Check each line of the entries for "arrow" and report the ones that have it.

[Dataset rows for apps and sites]
※
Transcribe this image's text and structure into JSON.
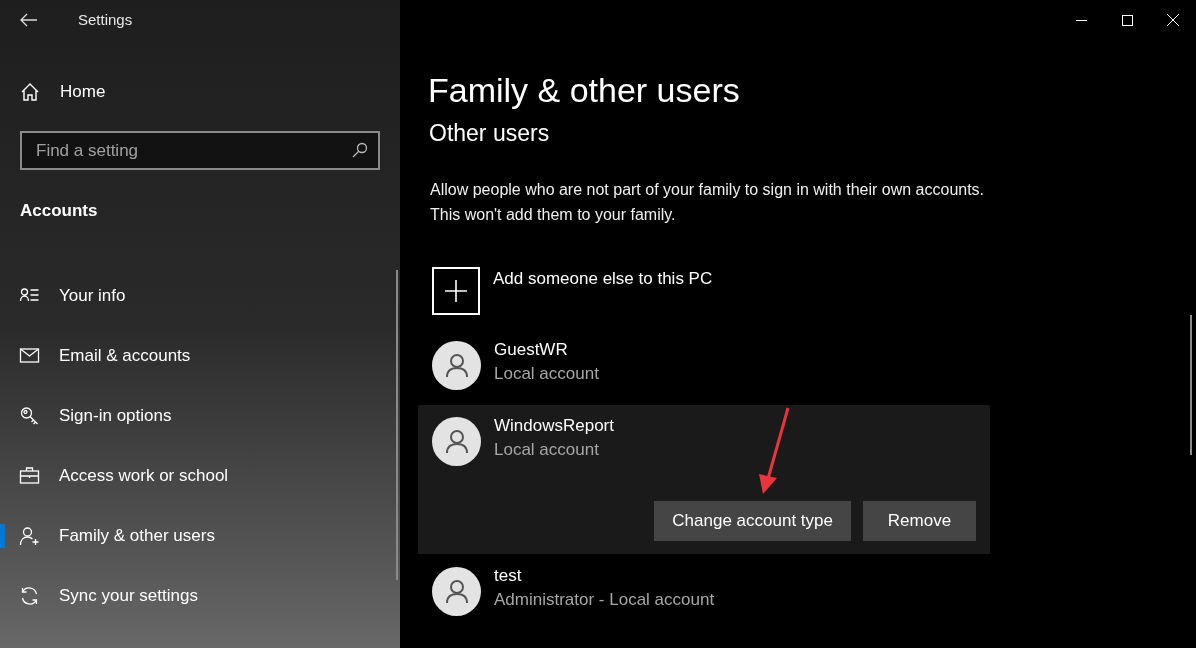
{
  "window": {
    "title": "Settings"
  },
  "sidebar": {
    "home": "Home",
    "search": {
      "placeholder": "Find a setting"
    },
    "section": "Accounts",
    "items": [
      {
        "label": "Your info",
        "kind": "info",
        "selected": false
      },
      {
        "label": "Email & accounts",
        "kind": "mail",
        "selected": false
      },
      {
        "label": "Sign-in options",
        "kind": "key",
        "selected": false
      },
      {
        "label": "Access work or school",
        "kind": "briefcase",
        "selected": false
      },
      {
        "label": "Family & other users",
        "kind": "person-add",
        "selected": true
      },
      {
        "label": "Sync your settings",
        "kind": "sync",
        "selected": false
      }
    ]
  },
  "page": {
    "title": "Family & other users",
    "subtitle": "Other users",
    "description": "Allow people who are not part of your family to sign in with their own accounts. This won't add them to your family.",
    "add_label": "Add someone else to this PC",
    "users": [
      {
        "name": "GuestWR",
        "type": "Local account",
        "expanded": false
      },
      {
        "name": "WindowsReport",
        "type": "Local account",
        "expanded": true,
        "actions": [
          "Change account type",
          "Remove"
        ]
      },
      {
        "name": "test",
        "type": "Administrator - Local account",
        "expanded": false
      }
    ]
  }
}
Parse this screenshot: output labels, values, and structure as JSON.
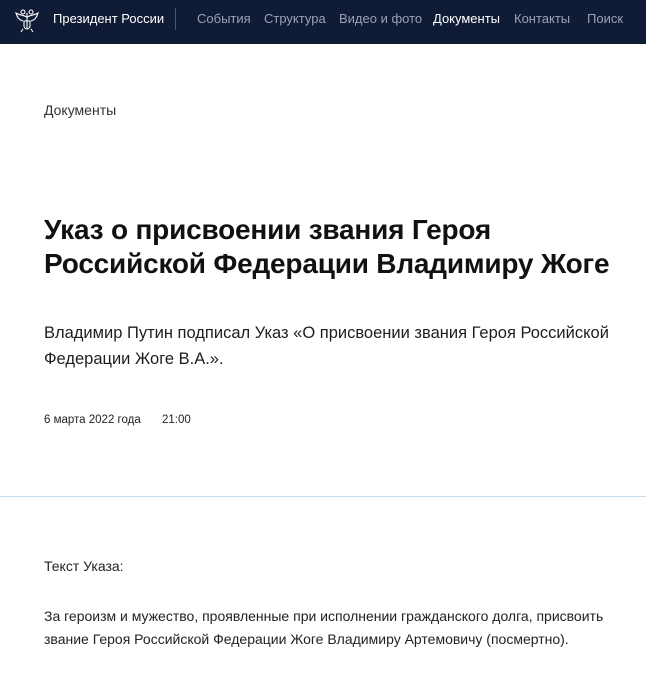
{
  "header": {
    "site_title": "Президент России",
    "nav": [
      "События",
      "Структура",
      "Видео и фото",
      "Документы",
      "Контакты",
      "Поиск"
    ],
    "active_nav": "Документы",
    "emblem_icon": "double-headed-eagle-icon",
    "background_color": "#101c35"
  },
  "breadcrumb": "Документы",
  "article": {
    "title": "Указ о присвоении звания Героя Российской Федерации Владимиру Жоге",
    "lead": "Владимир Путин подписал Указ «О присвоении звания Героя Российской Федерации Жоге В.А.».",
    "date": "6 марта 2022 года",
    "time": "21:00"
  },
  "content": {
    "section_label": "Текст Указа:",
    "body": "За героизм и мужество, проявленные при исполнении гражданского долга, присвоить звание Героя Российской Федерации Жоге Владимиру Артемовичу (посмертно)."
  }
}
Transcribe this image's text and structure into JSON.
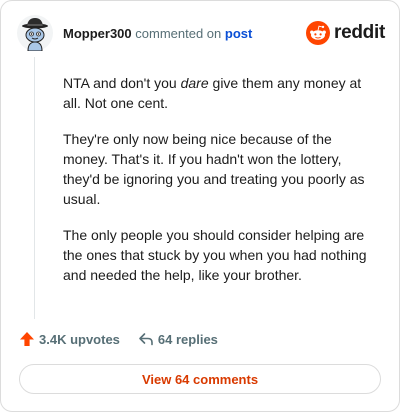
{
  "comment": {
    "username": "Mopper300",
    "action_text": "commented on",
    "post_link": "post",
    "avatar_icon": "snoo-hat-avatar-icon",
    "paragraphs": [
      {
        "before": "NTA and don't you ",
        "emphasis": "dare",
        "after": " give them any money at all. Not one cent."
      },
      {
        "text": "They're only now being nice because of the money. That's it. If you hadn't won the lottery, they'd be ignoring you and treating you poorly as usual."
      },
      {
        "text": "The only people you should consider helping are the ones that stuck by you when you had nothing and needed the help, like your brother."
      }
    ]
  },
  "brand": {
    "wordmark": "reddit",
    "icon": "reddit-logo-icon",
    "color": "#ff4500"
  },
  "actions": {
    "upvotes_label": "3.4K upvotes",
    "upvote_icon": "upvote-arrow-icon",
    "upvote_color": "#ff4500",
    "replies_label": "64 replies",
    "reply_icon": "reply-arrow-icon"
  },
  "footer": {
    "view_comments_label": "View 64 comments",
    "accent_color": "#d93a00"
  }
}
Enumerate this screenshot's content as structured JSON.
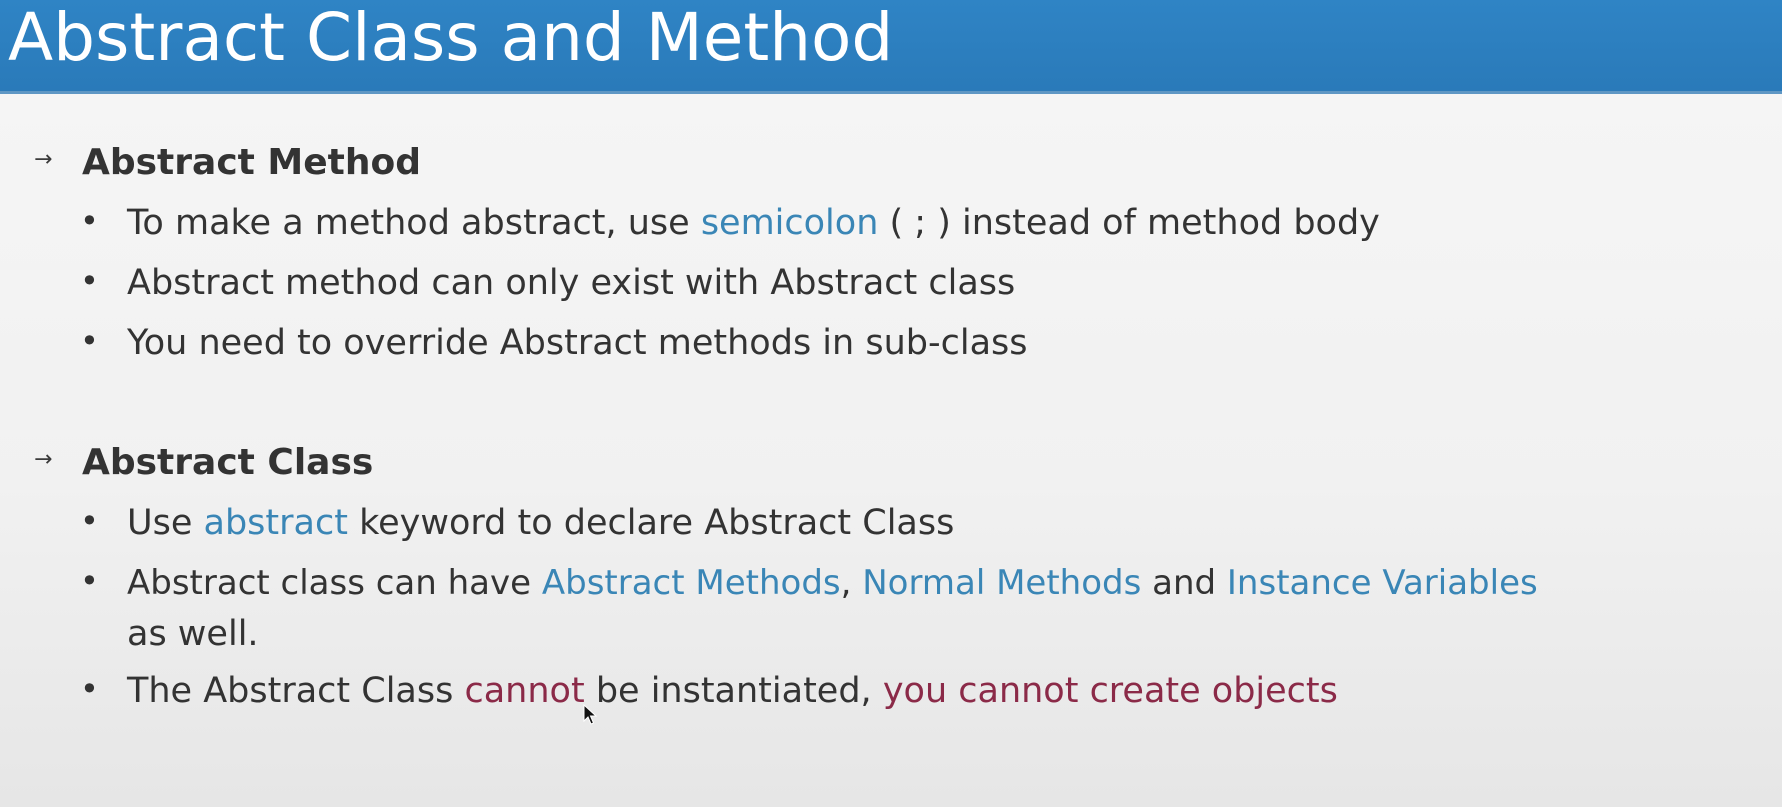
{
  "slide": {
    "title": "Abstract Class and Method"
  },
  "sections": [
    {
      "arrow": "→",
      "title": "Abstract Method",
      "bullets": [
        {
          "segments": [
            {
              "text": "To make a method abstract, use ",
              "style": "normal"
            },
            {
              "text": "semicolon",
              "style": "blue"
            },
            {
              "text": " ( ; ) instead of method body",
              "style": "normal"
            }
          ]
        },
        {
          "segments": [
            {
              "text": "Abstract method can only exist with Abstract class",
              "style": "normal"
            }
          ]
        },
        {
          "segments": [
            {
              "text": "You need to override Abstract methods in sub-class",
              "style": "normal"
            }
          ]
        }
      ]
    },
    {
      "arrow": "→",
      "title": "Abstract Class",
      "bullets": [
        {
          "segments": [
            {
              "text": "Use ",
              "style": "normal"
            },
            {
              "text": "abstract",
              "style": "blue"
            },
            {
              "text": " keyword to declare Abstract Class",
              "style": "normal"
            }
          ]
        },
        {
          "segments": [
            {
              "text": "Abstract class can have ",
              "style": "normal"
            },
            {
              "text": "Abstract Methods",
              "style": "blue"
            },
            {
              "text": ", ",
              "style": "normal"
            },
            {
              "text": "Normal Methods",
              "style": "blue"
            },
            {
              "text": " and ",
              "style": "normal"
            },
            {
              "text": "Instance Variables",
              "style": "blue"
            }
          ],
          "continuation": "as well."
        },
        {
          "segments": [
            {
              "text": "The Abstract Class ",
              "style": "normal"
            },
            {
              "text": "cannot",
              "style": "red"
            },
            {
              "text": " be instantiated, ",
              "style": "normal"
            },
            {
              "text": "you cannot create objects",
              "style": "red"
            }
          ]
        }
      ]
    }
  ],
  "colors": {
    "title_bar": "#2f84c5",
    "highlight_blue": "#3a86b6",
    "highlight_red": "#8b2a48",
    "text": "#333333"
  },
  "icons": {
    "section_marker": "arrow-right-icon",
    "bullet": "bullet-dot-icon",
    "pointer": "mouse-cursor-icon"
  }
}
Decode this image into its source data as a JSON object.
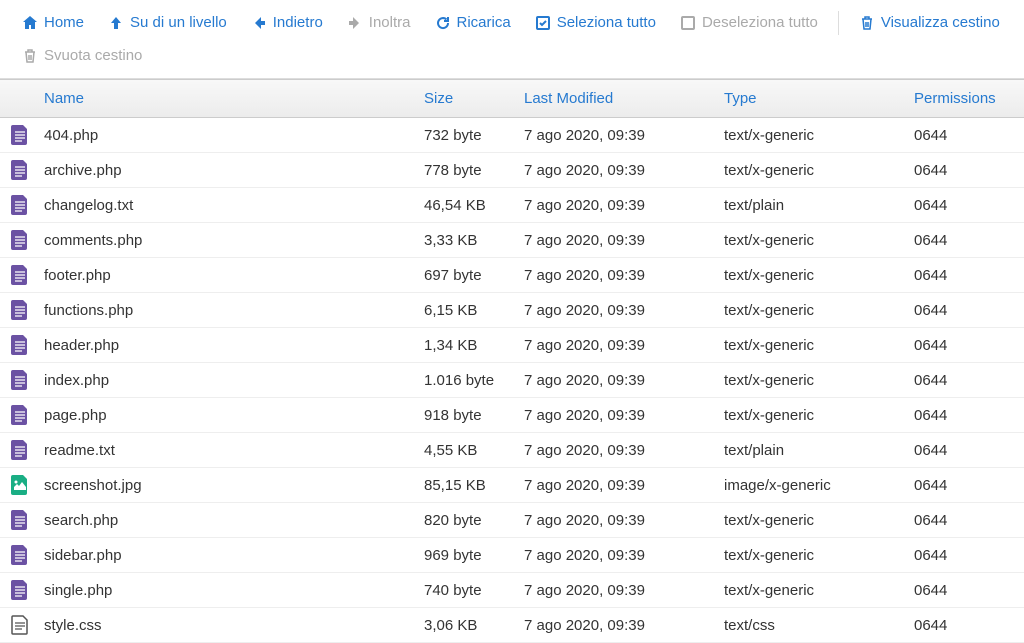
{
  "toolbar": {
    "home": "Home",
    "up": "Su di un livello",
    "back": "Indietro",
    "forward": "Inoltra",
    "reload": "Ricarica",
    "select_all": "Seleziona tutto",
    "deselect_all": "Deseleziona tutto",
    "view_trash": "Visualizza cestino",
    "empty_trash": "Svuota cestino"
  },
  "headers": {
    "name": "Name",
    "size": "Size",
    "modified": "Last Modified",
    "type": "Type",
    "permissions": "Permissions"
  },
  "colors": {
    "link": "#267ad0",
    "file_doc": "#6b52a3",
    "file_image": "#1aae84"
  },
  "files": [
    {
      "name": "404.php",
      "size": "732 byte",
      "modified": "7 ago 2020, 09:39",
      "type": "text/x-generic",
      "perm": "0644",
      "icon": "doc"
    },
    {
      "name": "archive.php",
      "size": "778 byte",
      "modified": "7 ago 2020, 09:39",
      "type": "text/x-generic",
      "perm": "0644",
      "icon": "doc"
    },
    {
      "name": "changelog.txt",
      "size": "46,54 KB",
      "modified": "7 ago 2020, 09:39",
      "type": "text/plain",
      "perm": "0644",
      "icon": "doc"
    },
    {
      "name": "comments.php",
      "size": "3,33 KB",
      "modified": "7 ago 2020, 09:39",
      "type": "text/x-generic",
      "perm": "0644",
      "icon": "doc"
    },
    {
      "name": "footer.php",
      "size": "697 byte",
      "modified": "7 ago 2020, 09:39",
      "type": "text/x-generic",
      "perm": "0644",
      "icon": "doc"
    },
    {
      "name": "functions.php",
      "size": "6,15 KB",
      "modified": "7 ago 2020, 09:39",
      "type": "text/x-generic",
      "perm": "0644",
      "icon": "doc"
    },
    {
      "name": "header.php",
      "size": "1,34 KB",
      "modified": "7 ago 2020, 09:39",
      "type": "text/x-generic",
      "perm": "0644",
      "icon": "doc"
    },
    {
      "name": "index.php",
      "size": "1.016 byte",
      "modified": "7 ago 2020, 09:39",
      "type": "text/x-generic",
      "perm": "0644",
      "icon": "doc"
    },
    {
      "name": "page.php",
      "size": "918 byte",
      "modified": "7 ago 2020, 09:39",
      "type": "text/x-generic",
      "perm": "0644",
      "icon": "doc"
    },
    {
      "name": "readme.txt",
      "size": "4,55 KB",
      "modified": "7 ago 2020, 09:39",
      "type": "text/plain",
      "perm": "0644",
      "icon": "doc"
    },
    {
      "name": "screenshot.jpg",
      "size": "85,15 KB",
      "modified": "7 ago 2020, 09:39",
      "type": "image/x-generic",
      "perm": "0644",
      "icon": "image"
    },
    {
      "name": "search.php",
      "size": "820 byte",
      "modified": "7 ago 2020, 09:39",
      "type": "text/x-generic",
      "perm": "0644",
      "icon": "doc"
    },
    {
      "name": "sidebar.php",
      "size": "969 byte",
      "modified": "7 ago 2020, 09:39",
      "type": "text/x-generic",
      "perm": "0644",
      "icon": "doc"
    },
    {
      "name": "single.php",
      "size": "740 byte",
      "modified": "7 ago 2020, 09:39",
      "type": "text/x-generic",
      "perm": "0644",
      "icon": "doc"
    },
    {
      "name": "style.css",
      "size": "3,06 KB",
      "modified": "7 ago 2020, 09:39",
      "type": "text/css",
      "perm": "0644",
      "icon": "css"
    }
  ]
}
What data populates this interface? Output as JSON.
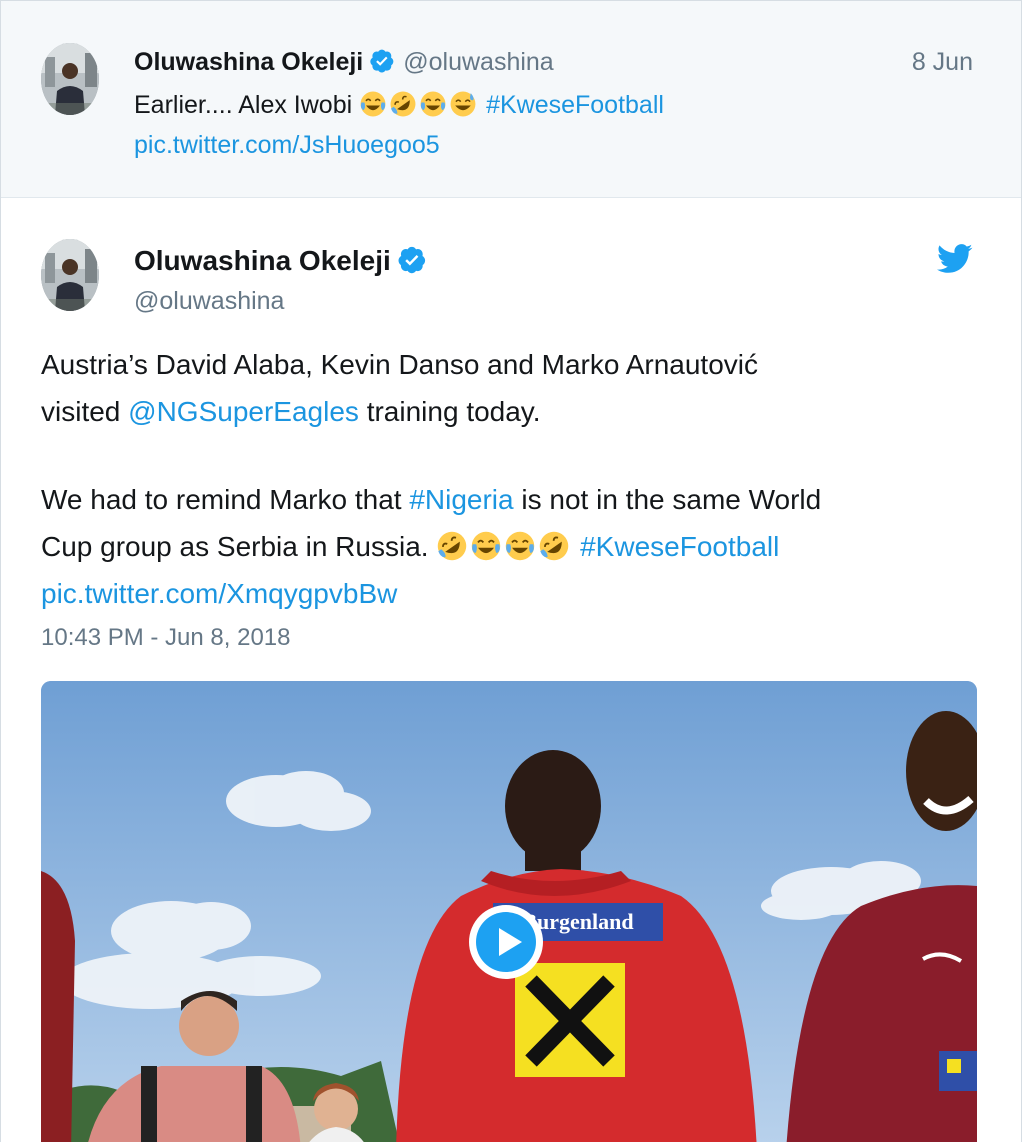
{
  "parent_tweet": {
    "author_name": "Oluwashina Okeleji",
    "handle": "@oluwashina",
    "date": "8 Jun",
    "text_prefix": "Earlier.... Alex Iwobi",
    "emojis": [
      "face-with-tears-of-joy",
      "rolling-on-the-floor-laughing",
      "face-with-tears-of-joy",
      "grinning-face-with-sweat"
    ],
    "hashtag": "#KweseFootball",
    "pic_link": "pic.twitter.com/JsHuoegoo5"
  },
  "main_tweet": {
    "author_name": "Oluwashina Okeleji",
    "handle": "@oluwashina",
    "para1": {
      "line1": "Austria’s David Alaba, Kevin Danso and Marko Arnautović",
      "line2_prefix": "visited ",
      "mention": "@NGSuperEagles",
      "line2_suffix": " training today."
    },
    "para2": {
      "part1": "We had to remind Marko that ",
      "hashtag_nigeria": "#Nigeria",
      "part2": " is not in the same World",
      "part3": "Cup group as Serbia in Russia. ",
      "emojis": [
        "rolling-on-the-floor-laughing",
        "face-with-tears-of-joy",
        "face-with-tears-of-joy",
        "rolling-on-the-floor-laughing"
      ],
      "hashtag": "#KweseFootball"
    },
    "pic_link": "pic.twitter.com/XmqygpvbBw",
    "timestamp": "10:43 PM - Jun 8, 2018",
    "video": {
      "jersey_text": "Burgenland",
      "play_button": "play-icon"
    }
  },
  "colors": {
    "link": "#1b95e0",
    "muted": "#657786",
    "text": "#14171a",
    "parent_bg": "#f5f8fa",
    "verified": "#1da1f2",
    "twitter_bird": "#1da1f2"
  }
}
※
### Result of this exercise
    "upvote_icon": "upvote-arrow-icon",
    "reply_icon": "reply-arrow-icon"
      "arrow": "→",
      "arrow": "→",
    "section_marker": "arrow-right-icon",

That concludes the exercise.